This is the fifth and last version. It’s the most famous version and also the smaller one. It was painted between 1894 and 1895, it’s an oil painting on canvas (as the other ones), its dimensions are 47.5 x 57 and it’s located in the Musée d’Orsay in Paris. It’s very similar to the two last versions. The only change is the illumination, darker than the other ones. The players have the same position in the three paintings, their expressions haven’t changed and they are focused on their card game. This painting has different tones and types of brown, so it is sadder.
Cézanne also created a series of preparatory sketches for the painting of the card players, he made sketches of each person, as a study of the figures painted in the final painting.
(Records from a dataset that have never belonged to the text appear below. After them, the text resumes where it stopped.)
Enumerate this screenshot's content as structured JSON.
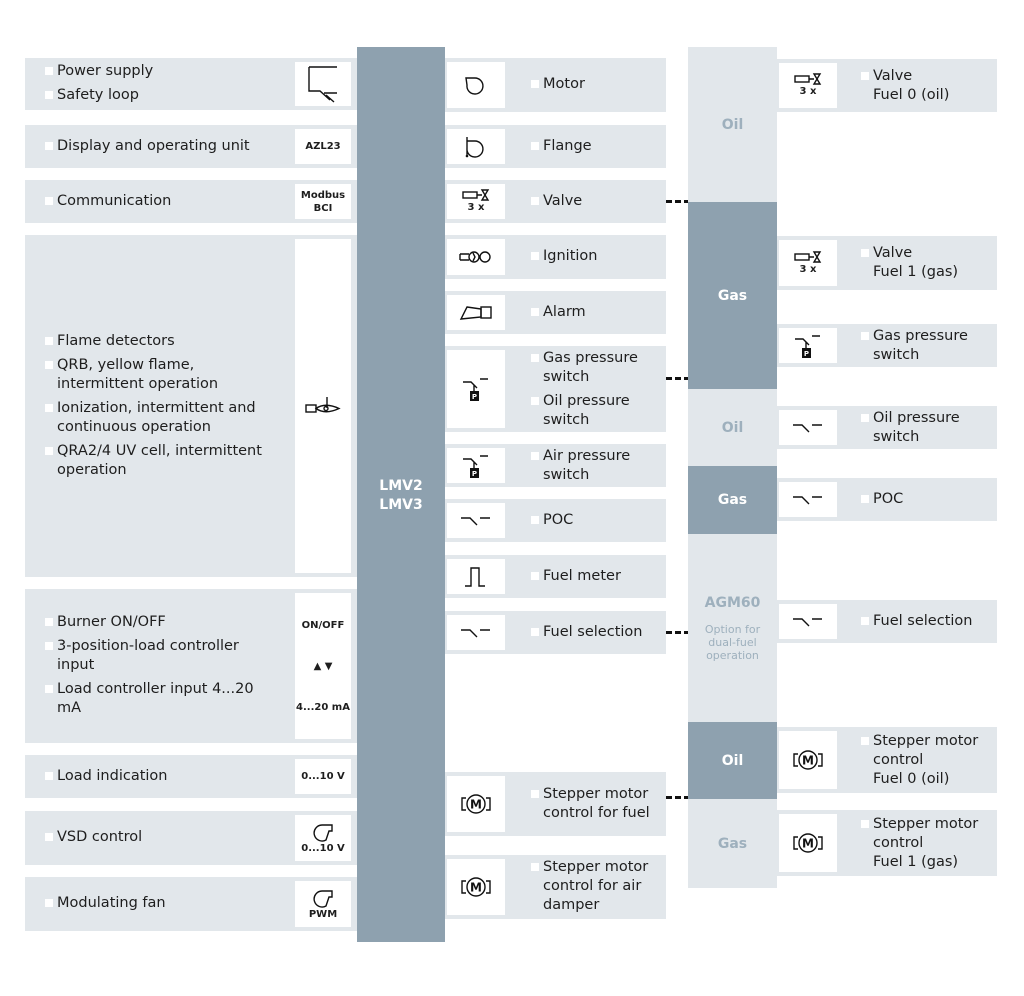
{
  "central_unit": {
    "line1": "LMV2",
    "line2": "LMV3"
  },
  "left": [
    {
      "items": [
        "Power supply",
        "Safety loop"
      ],
      "icon": "safety-loop-icon",
      "icon_text": []
    },
    {
      "items": [
        "Display and operating unit"
      ],
      "icon": "text",
      "icon_text": [
        "AZL23"
      ]
    },
    {
      "items": [
        "Communication"
      ],
      "icon": "text",
      "icon_text": [
        "Modbus",
        "BCI"
      ]
    },
    {
      "items": [
        "Flame detectors",
        "QRB, yellow flame, intermittent operation",
        "Ionization, intermittent and continuous operation",
        "QRA2/4 UV cell, intermittent operation"
      ],
      "icon": "flame-detector-icon",
      "icon_text": []
    },
    {
      "items": [
        "Burner ON/OFF",
        "3-position-load controller input",
        "Load controller input 4...20 mA"
      ],
      "icon": "text",
      "icon_text": [
        "ON/OFF",
        "▲ ▼",
        "4...20 mA"
      ]
    },
    {
      "items": [
        "Load indication"
      ],
      "icon": "text",
      "icon_text": [
        "0...10 V"
      ]
    },
    {
      "items": [
        "VSD control"
      ],
      "icon": "fan-icon",
      "icon_text": [
        "0...10 V"
      ]
    },
    {
      "items": [
        "Modulating fan"
      ],
      "icon": "fan-icon",
      "icon_text": [
        "PWM"
      ]
    }
  ],
  "middle": [
    {
      "items": [
        "Motor"
      ],
      "icon": "motor-icon",
      "icon_text": []
    },
    {
      "items": [
        "Flange"
      ],
      "icon": "flange-icon",
      "icon_text": []
    },
    {
      "items": [
        "Valve"
      ],
      "icon": "valve-icon",
      "icon_text": [
        "3 x"
      ]
    },
    {
      "items": [
        "Ignition"
      ],
      "icon": "ignition-icon",
      "icon_text": []
    },
    {
      "items": [
        "Alarm"
      ],
      "icon": "alarm-icon",
      "icon_text": []
    },
    {
      "items": [
        "Gas pressure switch",
        "Oil pressure switch"
      ],
      "icon": "pressure-switch-icon",
      "icon_text": []
    },
    {
      "items": [
        "Air pressure switch"
      ],
      "icon": "pressure-switch-icon",
      "icon_text": []
    },
    {
      "items": [
        "POC"
      ],
      "icon": "switch-icon",
      "icon_text": []
    },
    {
      "items": [
        "Fuel meter"
      ],
      "icon": "pulse-icon",
      "icon_text": []
    },
    {
      "items": [
        "Fuel selection"
      ],
      "icon": "switch-icon",
      "icon_text": []
    },
    {
      "items": [
        "Stepper motor control for fuel"
      ],
      "icon": "stepper-motor-icon",
      "icon_text": []
    },
    {
      "items": [
        "Stepper motor control for air damper"
      ],
      "icon": "stepper-motor-icon",
      "icon_text": []
    }
  ],
  "agm_column": [
    {
      "label": "Oil",
      "sub": []
    },
    {
      "label": "Gas",
      "sub": []
    },
    {
      "label": "Oil",
      "sub": []
    },
    {
      "label": "Gas",
      "sub": []
    },
    {
      "label": "AGM60",
      "sub": [
        "Option for",
        "dual-fuel",
        "operation"
      ]
    },
    {
      "label": "Oil",
      "sub": []
    },
    {
      "label": "Gas",
      "sub": []
    }
  ],
  "right": [
    {
      "items": [
        "Valve\nFuel 0 (oil)"
      ],
      "icon": "valve-icon",
      "icon_text": [
        "3 x"
      ]
    },
    {
      "items": [
        "Valve\nFuel 1 (gas)"
      ],
      "icon": "valve-icon",
      "icon_text": [
        "3 x"
      ]
    },
    {
      "items": [
        "Gas pressure switch"
      ],
      "icon": "pressure-switch-icon",
      "icon_text": []
    },
    {
      "items": [
        "Oil pressure switch"
      ],
      "icon": "switch-icon",
      "icon_text": []
    },
    {
      "items": [
        "POC"
      ],
      "icon": "switch-icon",
      "icon_text": []
    },
    {
      "items": [
        "Fuel selection"
      ],
      "icon": "switch-icon",
      "icon_text": []
    },
    {
      "items": [
        "Stepper motor control\nFuel 0 (oil)"
      ],
      "icon": "stepper-motor-icon",
      "icon_text": []
    },
    {
      "items": [
        "Stepper motor control\nFuel 1 (gas)"
      ],
      "icon": "stepper-motor-icon",
      "icon_text": []
    }
  ]
}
Some people believed that Cézanne worked first in the bigger paintings to do the smaller ones finally, but recent researches say the opposite: they say that Cézanne used both, the sketches and the smaller drawings to paint the bigger ones later.
Man with the Pipe, painted in 1890. Oil on canvas, 90 × 72 cm, located in the Hermitage Museum, St. Petersburg.
Man with a Pipe, painted in 1892, oil on canvas, 73 x 60 cm,located in the Courtauld Institute of Art, London.
Man Smoking a Pipe, painted between 1890–1892, oil on canvas, 72 x 91 cm, located in the Pushkin Museum, Moscow.
Man with a Pipe (Study for The Card Players), painted between 1890–1892, oil on canvas, 39 x 30.2 cm, located in the Nelson-Atkins Museum of Art, Kansas City, Missouri.
Study for The Card Players , painted between 1890–1892, oil on canvas, 32 x 35 cm., located in the Worcester Art Museum, Worcester, Massachusetts.
Study for Card Players, painted between 1890–1892, graphite and watercolor on paper, located in the Rhode Island School of Design Museum, Providence, Rhode Island.
Paul Cézanne was a French painter who belongs to the postimpressionism. He was born on the 19th of January, in 1839, in Aix-en-Provence, France, and he died on the 22nd of October in 1906 (67 years old) also in Aix-en-Provence. He is considered to be the bridge between the art of the 19th century and modern painting. He had a geometrical vision of the world. He said that all objects could be looked as geometrical figures. We can see an example in the cylindrical shape of the top hat in the Cards Players paintings.
Cézanne might have drawn inspiration from:
The card players, by Theodoor Rombouts.
The card players, by William Sidney Mount
The Young card players, by Le Nain brothers.
The House of Cards, by Jean-Baptiste Siméon Chardin
Other Cézanne famous paintings
The Black Marble Clock
Why I liked this painting.
I liked this painting because, it’s interesting, how Cézanne did all the versions, what he changed on them and also the sketches he did. I like the contrasts between each painting, doing one very colorful and the next one, very dark. I like the combination of different colors Cézanne mixed in his paintings.
Some interesting videos
Made by Miguel Bustamante. 4º B